RECORD SET:
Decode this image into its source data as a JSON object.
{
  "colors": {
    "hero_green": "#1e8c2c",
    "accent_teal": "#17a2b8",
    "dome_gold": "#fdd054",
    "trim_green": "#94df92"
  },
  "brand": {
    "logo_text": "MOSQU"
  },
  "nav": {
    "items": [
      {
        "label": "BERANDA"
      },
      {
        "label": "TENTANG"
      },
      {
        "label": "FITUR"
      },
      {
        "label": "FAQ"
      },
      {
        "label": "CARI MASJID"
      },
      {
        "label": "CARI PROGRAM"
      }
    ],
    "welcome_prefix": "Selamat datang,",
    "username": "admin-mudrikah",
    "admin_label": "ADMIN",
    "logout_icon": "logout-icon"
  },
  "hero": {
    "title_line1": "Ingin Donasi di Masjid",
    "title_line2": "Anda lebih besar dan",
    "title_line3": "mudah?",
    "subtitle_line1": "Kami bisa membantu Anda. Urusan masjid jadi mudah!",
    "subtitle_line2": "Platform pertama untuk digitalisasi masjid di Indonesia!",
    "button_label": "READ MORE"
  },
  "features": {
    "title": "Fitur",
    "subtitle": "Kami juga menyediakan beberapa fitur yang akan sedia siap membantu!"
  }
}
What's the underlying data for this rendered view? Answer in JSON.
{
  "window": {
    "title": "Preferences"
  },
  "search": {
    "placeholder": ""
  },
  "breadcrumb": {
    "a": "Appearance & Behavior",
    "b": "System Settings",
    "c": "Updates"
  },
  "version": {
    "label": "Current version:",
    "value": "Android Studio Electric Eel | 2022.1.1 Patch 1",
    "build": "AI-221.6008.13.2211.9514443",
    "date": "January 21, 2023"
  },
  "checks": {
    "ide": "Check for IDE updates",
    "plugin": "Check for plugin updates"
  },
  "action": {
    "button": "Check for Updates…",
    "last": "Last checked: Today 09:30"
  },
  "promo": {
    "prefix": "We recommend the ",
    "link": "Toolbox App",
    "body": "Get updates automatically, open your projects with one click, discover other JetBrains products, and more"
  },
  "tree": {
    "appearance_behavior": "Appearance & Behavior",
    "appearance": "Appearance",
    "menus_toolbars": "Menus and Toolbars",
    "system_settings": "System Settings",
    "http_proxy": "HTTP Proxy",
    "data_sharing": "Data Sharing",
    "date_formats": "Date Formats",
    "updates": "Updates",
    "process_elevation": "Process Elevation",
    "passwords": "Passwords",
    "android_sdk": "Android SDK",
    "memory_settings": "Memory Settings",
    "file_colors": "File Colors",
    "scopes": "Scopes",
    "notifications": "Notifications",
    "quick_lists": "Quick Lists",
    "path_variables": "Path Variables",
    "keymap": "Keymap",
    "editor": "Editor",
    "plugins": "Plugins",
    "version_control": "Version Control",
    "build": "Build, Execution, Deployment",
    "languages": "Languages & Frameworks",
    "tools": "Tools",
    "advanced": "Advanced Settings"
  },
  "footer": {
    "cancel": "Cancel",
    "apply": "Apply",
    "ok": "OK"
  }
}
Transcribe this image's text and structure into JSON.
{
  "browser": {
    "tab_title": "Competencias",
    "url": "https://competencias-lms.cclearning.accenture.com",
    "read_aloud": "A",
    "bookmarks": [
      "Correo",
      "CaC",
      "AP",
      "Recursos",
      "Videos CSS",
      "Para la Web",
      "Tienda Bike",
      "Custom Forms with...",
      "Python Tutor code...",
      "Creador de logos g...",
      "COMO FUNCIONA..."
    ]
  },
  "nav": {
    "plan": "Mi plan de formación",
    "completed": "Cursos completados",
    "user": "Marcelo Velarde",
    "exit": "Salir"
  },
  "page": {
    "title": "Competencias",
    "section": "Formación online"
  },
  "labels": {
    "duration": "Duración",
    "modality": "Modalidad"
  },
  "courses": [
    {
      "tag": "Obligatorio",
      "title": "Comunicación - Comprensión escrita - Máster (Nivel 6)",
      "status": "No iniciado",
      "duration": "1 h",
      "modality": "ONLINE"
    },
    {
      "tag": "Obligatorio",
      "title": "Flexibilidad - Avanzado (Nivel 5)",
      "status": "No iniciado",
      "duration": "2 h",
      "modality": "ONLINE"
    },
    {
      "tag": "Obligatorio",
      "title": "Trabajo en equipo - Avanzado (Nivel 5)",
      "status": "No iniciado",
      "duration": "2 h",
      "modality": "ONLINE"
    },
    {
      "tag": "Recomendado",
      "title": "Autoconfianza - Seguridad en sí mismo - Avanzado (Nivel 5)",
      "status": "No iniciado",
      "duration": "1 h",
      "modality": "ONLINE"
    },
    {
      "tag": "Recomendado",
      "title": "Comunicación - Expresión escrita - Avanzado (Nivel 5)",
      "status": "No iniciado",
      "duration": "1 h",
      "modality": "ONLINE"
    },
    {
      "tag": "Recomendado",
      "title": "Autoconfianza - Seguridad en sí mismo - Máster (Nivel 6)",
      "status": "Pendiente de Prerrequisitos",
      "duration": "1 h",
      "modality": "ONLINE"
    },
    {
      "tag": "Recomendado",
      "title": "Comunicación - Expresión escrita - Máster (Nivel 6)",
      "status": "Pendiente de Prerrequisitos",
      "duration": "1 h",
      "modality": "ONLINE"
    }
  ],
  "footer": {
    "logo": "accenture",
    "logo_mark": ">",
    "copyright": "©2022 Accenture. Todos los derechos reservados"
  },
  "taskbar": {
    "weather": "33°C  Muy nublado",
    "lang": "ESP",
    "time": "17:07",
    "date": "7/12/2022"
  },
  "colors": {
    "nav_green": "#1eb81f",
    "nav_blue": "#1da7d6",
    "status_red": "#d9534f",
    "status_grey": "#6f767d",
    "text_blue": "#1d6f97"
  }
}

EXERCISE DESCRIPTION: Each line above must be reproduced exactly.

OUTPUT FOR THIS EXERCISE:
Decode this image into its source data as a JSON object.
{
  "colors": {
    "hero_green": "#1e8c2c",
    "accent_teal": "#17a2b8",
    "dome_gold": "#fdd054",
    "trim_green": "#94df92"
  },
  "brand": {
    "logo_text": "MOSQU"
  },
  "nav": {
    "items": [
      {
        "label": "BERANDA"
      },
      {
        "label": "TENTANG"
      },
      {
        "label": "FITUR"
      },
      {
        "label": "FAQ"
      },
      {
        "label": "CARI MASJID"
      },
      {
        "label": "CARI PROGRAM"
      }
    ],
    "welcome_prefix": "Selamat datang,",
    "username": "admin-mudrikah",
    "admin_label": "ADMIN",
    "logout_icon": "logout-icon"
  },
  "hero": {
    "title_line1": "Ingin Donasi di Masjid",
    "title_line2": "Anda lebih besar dan",
    "title_line3": "mudah?",
    "subtitle_line1": "Kami bisa membantu Anda. Urusan masjid jadi mudah!",
    "subtitle_line2": "Platform pertama untuk digitalisasi masjid di Indonesia!",
    "button_label": "READ MORE"
  },
  "features": {
    "title": "Fitur",
    "subtitle": "Kami juga menyediakan beberapa fitur yang akan sedia siap membantu!"
  }
}
What's the underlying data for this rendered view? Answer in JSON.
{
  "window": {
    "title": "Preferences"
  },
  "search": {
    "placeholder": ""
  },
  "breadcrumb": {
    "a": "Appearance & Behavior",
    "b": "System Settings",
    "c": "Updates"
  },
  "version": {
    "label": "Current version:",
    "value": "Android Studio Electric Eel | 2022.1.1 Patch 1",
    "build": "AI-221.6008.13.2211.9514443",
    "date": "January 21, 2023"
  },
  "checks": {
    "ide": "Check for IDE updates",
    "plugin": "Check for plugin updates"
  },
  "action": {
    "button": "Check for Updates…",
    "last": "Last checked: Today 09:30"
  },
  "promo": {
    "prefix": "We recommend the ",
    "link": "Toolbox App",
    "body": "Get updates automatically, open your projects with one click, discover other JetBrains products, and more"
  },
  "tree": {
    "appearance_behavior": "Appearance & Behavior",
    "appearance": "Appearance",
    "menus_toolbars": "Menus and Toolbars",
    "system_settings": "System Settings",
    "http_proxy": "HTTP Proxy",
    "data_sharing": "Data Sharing",
    "date_formats": "Date Formats",
    "updates": "Updates",
    "process_elevation": "Process Elevation",
    "passwords": "Passwords",
    "android_sdk": "Android SDK",
    "memory_settings": "Memory Settings",
    "file_colors": "File Colors",
    "scopes": "Scopes",
    "notifications": "Notifications",
    "quick_lists": "Quick Lists",
    "path_variables": "Path Variables",
    "keymap": "Keymap",
    "editor": "Editor",
    "plugins": "Plugins",
    "version_control": "Version Control",
    "build": "Build, Execution, Deployment",
    "languages": "Languages & Frameworks",
    "tools": "Tools",
    "advanced": "Advanced Settings"
  },
  "footer": {
    "cancel": "Cancel",
    "apply": "Apply",
    "ok": "OK"
  }
}
Transcribe this image's text and structure into JSON.
{
  "browser": {
    "tab_title": "Competencias",
    "url": "https://competencias-lms.cclearning.accenture.com",
    "read_aloud": "A",
    "bookmarks": [
      "Correo",
      "CaC",
      "AP",
      "Recursos",
      "Videos CSS",
      "Para la Web",
      "Tienda Bike",
      "Custom Forms with...",
      "Python Tutor code...",
      "Creador de logos g...",
      "COMO FUNCIONA..."
    ]
  },
  "nav": {
    "plan": "Mi plan de formación",
    "completed": "Cursos completados",
    "user": "Marcelo Velarde",
    "exit": "Salir"
  },
  "page": {
    "title": "Competencias",
    "section": "Formación online"
  },
  "labels": {
    "duration": "Duración",
    "modality": "Modalidad"
  },
  "courses": [
    {
      "tag": "Obligatorio",
      "title": "Comunicación - Comprensión escrita - Máster (Nivel 6)",
      "status": "No iniciado",
      "duration": "1 h",
      "modality": "ONLINE"
    },
    {
      "tag": "Obligatorio",
      "title": "Flexibilidad - Avanzado (Nivel 5)",
      "status": "No iniciado",
      "duration": "2 h",
      "modality": "ONLINE"
    },
    {
      "tag": "Obligatorio",
      "title": "Trabajo en equipo - Avanzado (Nivel 5)",
      "status": "No iniciado",
      "duration": "2 h",
      "modality": "ONLINE"
    },
    {
      "tag": "Recomendado",
      "title": "Autoconfianza - Seguridad en sí mismo - Avanzado (Nivel 5)",
      "status": "No iniciado",
      "duration": "1 h",
      "modality": "ONLINE"
    },
    {
      "tag": "Recomendado",
      "title": "Comunicación - Expresión escrita - Avanzado (Nivel 5)",
      "status": "No iniciado",
      "duration": "1 h",
      "modality": "ONLINE"
    },
    {
      "tag": "Recomendado",
      "title": "Autoconfianza - Seguridad en sí mismo - Máster (Nivel 6)",
      "status": "Pendiente de Prerrequisitos",
      "duration": "1 h",
      "modality": "ONLINE"
    },
    {
      "tag": "Recomendado",
      "title": "Comunicación - Expresión escrita - Máster (Nivel 6)",
      "status": "Pendiente de Prerrequisitos",
      "duration": "1 h",
      "modality": "ONLINE"
    }
  ],
  "footer": {
    "logo": "accenture",
    "logo_mark": ">",
    "copyright": "©2022 Accenture. Todos los derechos reservados"
  },
  "taskbar": {
    "weather": "33°C  Muy nublado",
    "lang": "ESP",
    "time": "17:07",
    "date": "7/12/2022"
  },
  "colors": {
    "nav_green": "#1eb81f",
    "nav_blue": "#1da7d6",
    "status_red": "#d9534f",
    "status_grey": "#6f767d",
    "text_blue": "#1d6f97"
  }
}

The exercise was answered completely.